[Start of section]

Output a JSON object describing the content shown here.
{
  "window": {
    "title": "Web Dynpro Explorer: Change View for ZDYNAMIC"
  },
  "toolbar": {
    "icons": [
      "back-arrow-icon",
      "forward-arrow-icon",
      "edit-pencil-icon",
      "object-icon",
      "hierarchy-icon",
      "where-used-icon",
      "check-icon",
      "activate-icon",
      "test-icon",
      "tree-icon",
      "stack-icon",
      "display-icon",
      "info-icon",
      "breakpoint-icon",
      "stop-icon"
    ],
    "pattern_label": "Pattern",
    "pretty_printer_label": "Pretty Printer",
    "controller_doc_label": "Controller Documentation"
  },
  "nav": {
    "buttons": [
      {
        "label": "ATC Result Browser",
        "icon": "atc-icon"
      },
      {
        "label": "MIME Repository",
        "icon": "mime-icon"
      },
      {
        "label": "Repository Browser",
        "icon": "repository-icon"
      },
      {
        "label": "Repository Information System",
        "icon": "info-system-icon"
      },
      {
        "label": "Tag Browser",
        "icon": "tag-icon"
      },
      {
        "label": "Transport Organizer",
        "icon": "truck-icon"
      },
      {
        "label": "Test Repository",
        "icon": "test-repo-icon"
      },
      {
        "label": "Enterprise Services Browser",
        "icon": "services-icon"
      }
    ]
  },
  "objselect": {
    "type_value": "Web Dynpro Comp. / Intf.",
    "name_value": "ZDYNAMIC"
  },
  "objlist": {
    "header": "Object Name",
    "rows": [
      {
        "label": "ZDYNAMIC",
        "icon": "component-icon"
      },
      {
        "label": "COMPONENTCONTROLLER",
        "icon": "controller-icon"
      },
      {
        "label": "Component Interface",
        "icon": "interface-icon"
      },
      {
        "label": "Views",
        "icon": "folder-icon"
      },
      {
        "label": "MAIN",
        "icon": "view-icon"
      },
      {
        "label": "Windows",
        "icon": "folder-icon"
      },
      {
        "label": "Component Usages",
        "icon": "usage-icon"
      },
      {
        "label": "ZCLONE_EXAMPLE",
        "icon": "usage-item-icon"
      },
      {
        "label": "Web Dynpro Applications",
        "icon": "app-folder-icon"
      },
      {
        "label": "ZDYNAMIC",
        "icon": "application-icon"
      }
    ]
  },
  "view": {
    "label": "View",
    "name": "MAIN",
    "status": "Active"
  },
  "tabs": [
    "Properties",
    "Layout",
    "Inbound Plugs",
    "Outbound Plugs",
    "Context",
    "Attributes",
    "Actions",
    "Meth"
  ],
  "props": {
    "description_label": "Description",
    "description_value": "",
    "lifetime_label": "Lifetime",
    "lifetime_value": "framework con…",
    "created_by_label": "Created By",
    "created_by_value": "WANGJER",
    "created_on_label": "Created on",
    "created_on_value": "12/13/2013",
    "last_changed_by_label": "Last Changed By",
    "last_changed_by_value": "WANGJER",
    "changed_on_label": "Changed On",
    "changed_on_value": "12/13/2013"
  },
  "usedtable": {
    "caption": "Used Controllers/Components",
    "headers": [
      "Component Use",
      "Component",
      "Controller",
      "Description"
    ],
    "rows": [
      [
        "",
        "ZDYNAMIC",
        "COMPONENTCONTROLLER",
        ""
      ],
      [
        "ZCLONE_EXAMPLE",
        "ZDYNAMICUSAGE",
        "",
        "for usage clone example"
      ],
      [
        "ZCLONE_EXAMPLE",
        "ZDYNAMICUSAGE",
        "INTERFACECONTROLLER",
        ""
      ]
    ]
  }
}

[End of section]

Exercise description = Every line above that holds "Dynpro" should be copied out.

Answer box =
    "title": "Web Dynpro Explorer: Change View for ZDYNAMIC"
    "type_value": "Web Dynpro Comp. / Intf.",
        "label": "Web Dynpro Applications",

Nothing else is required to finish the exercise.